Salary Threshold and Points-based Migration System
The RSE has responded to a consultation from the Migration Advisory Committee on a Salary Threshold and Points-based Migration System.
The UK should promote a narrative of being “open for business” and seen as a welcoming destination for immigrants. It must be clear that, in particular, skilled and talented migrants are both required and valued.
The future labour market may differ significantly from the market of today and the immigration system must be flexible enough to deal with potentially significant changes.
The UK research base is internationally recognised as one of the strongest in the world and this is partly predicated on its ability to attract the highest quality staff from around the world. To maintain this standing the immigration system must be affordable and attract researchers at all career stages.
Scotland’s research and higher education base relies heavily, and disproportionately compared to the rest of the UK, on contributions made by EU and international staff. Salary is not an adequate proxy for skill. In Scotland, a majority of workers earn less than the proposed threshold and in certain professions, no employees would meet it.
Scotland is more dependent than the rest of the UK on sectors such as social care and healthcare, agriculture and food services and these areas will require continued access to labour from elsewhere.

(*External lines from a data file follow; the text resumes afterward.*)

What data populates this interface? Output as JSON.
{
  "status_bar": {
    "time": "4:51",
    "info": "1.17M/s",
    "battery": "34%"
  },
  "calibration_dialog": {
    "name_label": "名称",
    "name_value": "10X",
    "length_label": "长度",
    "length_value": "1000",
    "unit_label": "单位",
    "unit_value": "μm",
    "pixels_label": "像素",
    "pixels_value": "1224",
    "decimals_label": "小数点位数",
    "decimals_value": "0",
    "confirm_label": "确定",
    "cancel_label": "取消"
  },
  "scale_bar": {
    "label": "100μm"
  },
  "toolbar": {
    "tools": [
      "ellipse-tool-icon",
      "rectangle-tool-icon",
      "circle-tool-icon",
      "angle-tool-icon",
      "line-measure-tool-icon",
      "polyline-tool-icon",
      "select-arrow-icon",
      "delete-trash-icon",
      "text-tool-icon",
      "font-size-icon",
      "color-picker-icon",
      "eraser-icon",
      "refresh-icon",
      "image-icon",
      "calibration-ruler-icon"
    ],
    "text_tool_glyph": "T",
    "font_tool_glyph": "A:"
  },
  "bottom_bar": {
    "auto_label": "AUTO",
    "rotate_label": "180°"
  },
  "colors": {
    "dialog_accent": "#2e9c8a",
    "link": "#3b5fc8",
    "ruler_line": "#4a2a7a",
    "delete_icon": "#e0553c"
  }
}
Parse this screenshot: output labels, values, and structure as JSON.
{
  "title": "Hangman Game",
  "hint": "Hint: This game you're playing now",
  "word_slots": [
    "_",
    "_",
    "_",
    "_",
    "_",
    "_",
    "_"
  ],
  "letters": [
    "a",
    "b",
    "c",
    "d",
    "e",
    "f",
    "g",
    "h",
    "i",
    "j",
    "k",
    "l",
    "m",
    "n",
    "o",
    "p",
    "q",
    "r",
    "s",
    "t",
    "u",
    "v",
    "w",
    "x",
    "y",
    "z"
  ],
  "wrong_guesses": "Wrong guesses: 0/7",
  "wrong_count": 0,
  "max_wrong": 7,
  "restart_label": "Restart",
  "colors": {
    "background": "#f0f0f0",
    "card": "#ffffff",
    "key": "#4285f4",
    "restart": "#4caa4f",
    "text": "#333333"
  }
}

It is, however, unlikely that many workers in these sectors will meet the skilled route criteria and may not be attracted by the option of a temporary route.
A salary threshold could serve to disadvantage part-time workers – therefore disproportionately impacting women – and certain geographic areas which are less likely to have jobs that meet the criteria.
Scotland faces serious and distinct demographic challenges, and future immigration policy must be designed to accommodate the particular needs of different parts of the UK. A differentiated immigration system would be most effective in responding to Scotland’s demographic and economic needs and there are a number of ways in which this could be implemented.
The MAC suggestion that a scheme could be piloted to facilitate migration to rural and remote areas then monitored over several years and evaluated, should be taken forward. It is important that Scotland retains a supply of labour for low-skilled and seasonal work and that any UK-wide sectoral scheme to achieve this is tailored to meet Scotland’s particular labour market needs. It is vital, however, whatever the scheme, that there is no reduction in the rights of temporary workers.